String quartet in C minor. 1. Adagio, 2. Allegro, 3. Andante, 4. Menuetto – Trio, 5. Poco adagio – Allegro assai – Presto.
String quartet in D minor. 1. Allegro con spirito, 2. Minuetto allegro – Trio, 3. Adagio, 4. Finale allegretto.
 String quartet in E-flat major. 1. Allegro, 2. Menuetto allegro rovercico – Trio, 3. Adagio; 4. Allegro assai.
String quartet in E major. 1. Moderato, 2. Minuetto allegretto – Trio, 3. Andante non troppo, 4. Finale presto.
String quartet in G major. 1. Allegro vivace, 2. Minuetto allegro – Trio, 3. Adagio, 4. Rondo allegro.
String quartet in E major. 1. Largo, 2. Allegro, 3. Menuetto – Trio, 4. Andante poco adagio, 5. Finale allegretto [inkomplett]. [The work is also notated in D major.] 
String quartet in F major. 1. Lento, 2. Minuetto – Trio, 3. Adagio non troppo, 4. Allegro assai.

Clavier works
Fantasie et variations sur des themes de l'opéra Friskytten in D major. 1. Fantasie adagio, 2. Andante quasi allegretto, 3. [Fem variationer], 4. Molto vivace - Presto. Stockholm: Müller, n.d. 
Interludes to the music for the coronation of Gustaf IV Adolf.
Music performed at the coronation of the Royal Highness in Norrköping in 1800. 1. Intrada maestoso, 2. Finale allegro maestoso.
Three polonaises for piano four hands. 1. E-flat major, 2. C minor/C major, 3. B minor/B major.
Quatre rondeaux, ocer theme from Torparen and Den engelska advokaten in E-flat major. Stockholm: Müller, n.d. (ca 1823).
Requiem, selection in piano reductions by Erik Drake. Stockholm: Scheele, 1826. 
Rondo capriccio sur une danse nationale suedoise for piano in F major. Stockholm: Müller, n.d. (ca 1822).
Rondo capricio [sic] på Hvila vid denna källa for piano.
Theme and variations for piano in E major.
Variations sur la chanson suedoise 'Sörj ej den gryende dagen förut' (Olof Åhlström's melody) for piano. Theme (Andante) and 8 variations.
Variations sur une Chanson Suedoise avec Introduction for piano in B-flat major. Leipzig: Breitkopf & Härtel, n.d.
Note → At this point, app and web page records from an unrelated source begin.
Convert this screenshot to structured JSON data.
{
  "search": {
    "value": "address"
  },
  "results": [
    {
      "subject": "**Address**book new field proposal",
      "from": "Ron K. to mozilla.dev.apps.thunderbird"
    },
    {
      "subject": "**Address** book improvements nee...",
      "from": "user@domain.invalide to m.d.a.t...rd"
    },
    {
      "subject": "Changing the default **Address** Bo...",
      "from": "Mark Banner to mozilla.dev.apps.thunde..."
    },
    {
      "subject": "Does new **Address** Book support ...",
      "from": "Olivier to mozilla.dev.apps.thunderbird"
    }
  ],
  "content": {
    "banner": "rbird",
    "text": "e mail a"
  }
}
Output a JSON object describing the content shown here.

Vocal works
Canone in quinta for two parts in G minor. 
'Det bodde en gubbe i västanfjälls skog ...', from Torparen. Publ. in Musikaliskt tidsfördriv, 1804.
'Hur lycklig var min ålders vår ...', aria alla polacca, partly in setting for voice and clavier, partly for voice, clavier and obligato violin.
Cantata, över Jorden full af Herrans ära, no. 43 in Haeffner's chorale book.
Sånggudinnornas klagan vid Gustaf III:s graf, for three soloists and orchestra (Choraeus).
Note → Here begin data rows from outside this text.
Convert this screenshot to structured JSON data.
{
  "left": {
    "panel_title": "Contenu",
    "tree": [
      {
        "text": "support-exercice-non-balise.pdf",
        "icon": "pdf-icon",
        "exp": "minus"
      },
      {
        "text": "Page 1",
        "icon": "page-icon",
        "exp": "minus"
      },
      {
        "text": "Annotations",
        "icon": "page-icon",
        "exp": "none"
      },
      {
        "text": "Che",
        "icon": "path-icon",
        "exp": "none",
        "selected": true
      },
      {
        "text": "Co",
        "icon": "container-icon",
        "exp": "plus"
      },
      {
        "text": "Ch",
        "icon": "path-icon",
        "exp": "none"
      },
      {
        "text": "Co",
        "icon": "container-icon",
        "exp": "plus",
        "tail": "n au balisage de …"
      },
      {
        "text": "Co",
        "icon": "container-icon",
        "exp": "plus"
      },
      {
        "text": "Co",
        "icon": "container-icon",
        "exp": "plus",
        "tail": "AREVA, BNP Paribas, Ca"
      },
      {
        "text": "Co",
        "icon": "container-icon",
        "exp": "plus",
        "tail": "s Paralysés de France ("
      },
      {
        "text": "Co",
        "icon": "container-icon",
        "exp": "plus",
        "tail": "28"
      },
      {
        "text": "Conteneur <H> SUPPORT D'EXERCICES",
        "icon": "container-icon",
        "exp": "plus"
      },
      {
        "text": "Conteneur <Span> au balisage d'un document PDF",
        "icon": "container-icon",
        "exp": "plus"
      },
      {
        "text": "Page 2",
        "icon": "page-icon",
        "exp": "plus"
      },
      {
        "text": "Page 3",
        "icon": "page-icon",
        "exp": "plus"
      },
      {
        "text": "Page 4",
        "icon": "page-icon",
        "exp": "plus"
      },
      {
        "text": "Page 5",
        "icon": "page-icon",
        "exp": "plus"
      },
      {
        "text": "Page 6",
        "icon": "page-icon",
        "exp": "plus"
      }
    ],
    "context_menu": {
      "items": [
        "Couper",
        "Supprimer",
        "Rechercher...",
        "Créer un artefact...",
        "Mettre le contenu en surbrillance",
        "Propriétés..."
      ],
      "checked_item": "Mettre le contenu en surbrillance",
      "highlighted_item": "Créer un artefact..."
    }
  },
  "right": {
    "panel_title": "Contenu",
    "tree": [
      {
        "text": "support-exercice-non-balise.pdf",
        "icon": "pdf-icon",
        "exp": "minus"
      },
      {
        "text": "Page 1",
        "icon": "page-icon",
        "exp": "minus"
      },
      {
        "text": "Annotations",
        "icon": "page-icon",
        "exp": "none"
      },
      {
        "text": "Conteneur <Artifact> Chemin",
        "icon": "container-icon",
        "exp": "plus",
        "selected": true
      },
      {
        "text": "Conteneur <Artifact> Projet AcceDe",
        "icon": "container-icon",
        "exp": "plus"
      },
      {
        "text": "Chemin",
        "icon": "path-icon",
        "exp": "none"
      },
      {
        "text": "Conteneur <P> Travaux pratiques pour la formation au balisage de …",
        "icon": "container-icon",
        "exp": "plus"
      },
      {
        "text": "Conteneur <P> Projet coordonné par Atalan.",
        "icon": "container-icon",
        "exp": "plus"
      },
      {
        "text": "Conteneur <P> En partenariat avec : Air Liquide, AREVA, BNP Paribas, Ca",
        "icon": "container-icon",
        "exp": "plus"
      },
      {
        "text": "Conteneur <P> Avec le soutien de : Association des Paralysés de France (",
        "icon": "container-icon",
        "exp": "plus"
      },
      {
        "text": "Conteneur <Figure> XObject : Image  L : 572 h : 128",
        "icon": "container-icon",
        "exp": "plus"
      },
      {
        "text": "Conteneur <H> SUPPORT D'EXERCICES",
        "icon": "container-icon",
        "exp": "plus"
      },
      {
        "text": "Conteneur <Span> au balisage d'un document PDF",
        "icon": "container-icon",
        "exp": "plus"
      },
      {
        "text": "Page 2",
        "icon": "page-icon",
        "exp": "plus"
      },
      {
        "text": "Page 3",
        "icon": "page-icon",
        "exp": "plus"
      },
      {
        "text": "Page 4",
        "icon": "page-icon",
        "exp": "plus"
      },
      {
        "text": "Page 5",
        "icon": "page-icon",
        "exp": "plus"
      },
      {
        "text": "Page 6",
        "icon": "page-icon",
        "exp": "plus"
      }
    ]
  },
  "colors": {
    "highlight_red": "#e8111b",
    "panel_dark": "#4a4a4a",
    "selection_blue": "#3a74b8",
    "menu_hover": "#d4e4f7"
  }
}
Moreover and incomplete orchestral movement in D minor in autograph, as well as revisions of other's works, mostly piano vocal scores and reductions at  Musik- och teaterbiblioteket.


Works by Jacob Struve
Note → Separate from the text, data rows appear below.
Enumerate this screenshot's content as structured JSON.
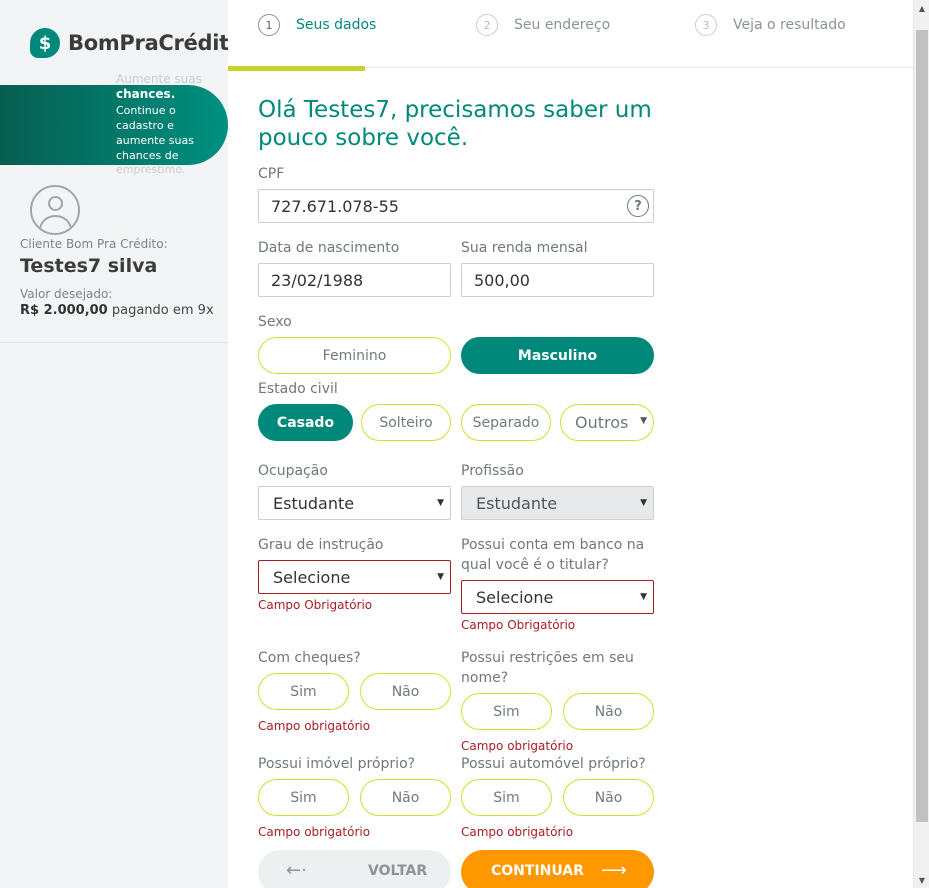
{
  "brand": {
    "name": "BomPraCrédito",
    "mark": "$"
  },
  "banner": {
    "ghost": "Aumente suas",
    "title": "chances.",
    "text": "Continue o cadastro e aumente suas chances de",
    "tail": "empréstimo."
  },
  "client": {
    "label": "Cliente Bom Pra Crédito:",
    "name": "Testes7 silva",
    "value_label": "Valor desejado:",
    "value_amount": "R$ 2.000,00",
    "value_terms": "pagando em 9x"
  },
  "steps": [
    {
      "num": "1",
      "label": "Seus dados",
      "active": true
    },
    {
      "num": "2",
      "label": "Seu endereço",
      "active": false
    },
    {
      "num": "3",
      "label": "Veja o resultado",
      "active": false
    }
  ],
  "form": {
    "greeting": "Olá Testes7, precisamos saber um pouco sobre você.",
    "cpf": {
      "label": "CPF",
      "value": "727.671.078-55",
      "help": "?"
    },
    "birth": {
      "label": "Data de nascimento",
      "value": "23/02/1988"
    },
    "income": {
      "label": "Sua renda mensal",
      "value": "500,00"
    },
    "sex": {
      "label": "Sexo",
      "options": [
        "Feminino",
        "Masculino"
      ],
      "selected": "Masculino"
    },
    "civil": {
      "label": "Estado civil",
      "options": [
        "Casado",
        "Solteiro",
        "Separado",
        "Outros"
      ],
      "selected": "Casado"
    },
    "occupation": {
      "label": "Ocupação",
      "value": "Estudante"
    },
    "profession": {
      "label": "Profissão",
      "value": "Estudante"
    },
    "education": {
      "label": "Grau de instrução",
      "value": "Selecione",
      "error": "Campo Obrigatório"
    },
    "bank": {
      "label": "Possui conta em banco na qual você é o titular?",
      "value": "Selecione",
      "error": "Campo Obrigatório"
    },
    "cheques": {
      "label": "Com cheques?",
      "yes": "Sim",
      "no": "Não",
      "error": "Campo obrigatório"
    },
    "restrictions": {
      "label": "Possui restrições em seu nome?",
      "yes": "Sim",
      "no": "Não",
      "error": "Campo obrigatório"
    },
    "property": {
      "label": "Possui imóvel próprio?",
      "yes": "Sim",
      "no": "Não",
      "error": "Campo obrigatório"
    },
    "vehicle": {
      "label": "Possui automóvel próprio?",
      "yes": "Sim",
      "no": "Não",
      "error": "Campo obrigatório"
    }
  },
  "actions": {
    "back": "VOLTAR",
    "next": "CONTINUAR",
    "back_arrow": "←·",
    "next_arrow": "⟶"
  },
  "icons": {
    "caret": "▼",
    "scroll_up": "▲",
    "scroll_down": "▼"
  },
  "colors": {
    "primary": "#00897b",
    "accent": "#ff9800",
    "outline": "#d5dd2c",
    "error": "#a61d24"
  }
}
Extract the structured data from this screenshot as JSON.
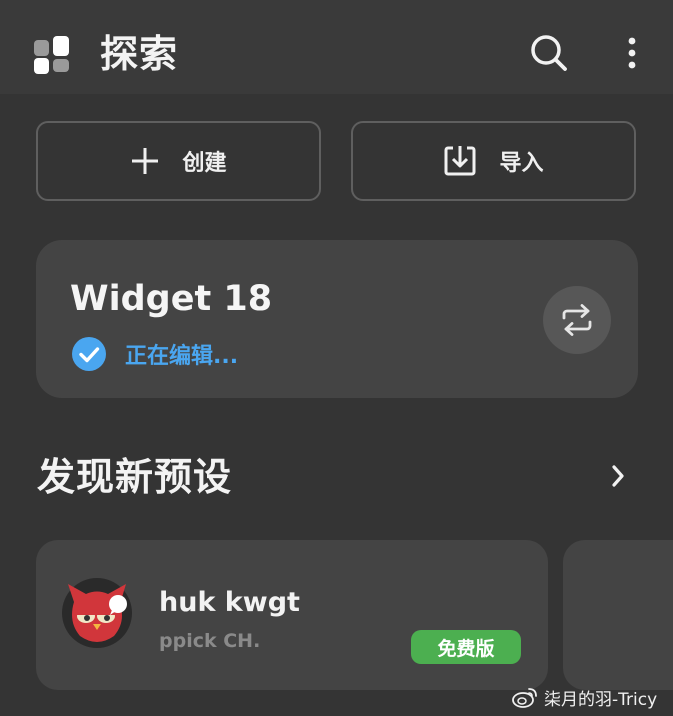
{
  "header": {
    "title": "探索",
    "logo_icon": "grid-apps-icon",
    "search_icon": "search-icon",
    "more_icon": "more-vertical-icon"
  },
  "actions": {
    "create_label": "创建",
    "create_icon": "plus-icon",
    "import_label": "导入",
    "import_icon": "download-icon"
  },
  "widget": {
    "title": "Widget 18",
    "status": "正在编辑...",
    "status_icon": "check-circle-icon",
    "switch_icon": "swap-icon"
  },
  "discover": {
    "title": "发现新预设",
    "arrow_icon": "chevron-right-icon"
  },
  "presets": [
    {
      "name": "huk kwgt",
      "author": "ppick CH.",
      "badge": "免费版",
      "avatar_icon": "red-bird-avatar"
    }
  ],
  "watermark": {
    "text": "柒月的羽-Tricy",
    "icon": "weibo-icon"
  },
  "colors": {
    "background": "#343434",
    "topbar": "#3a3a3a",
    "card": "#444444",
    "accent_blue": "#4aa6f0",
    "badge_green": "#4caf50"
  }
}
This is not a complete list of works. The following works are those that have been inventoried so far.

Number of works: 10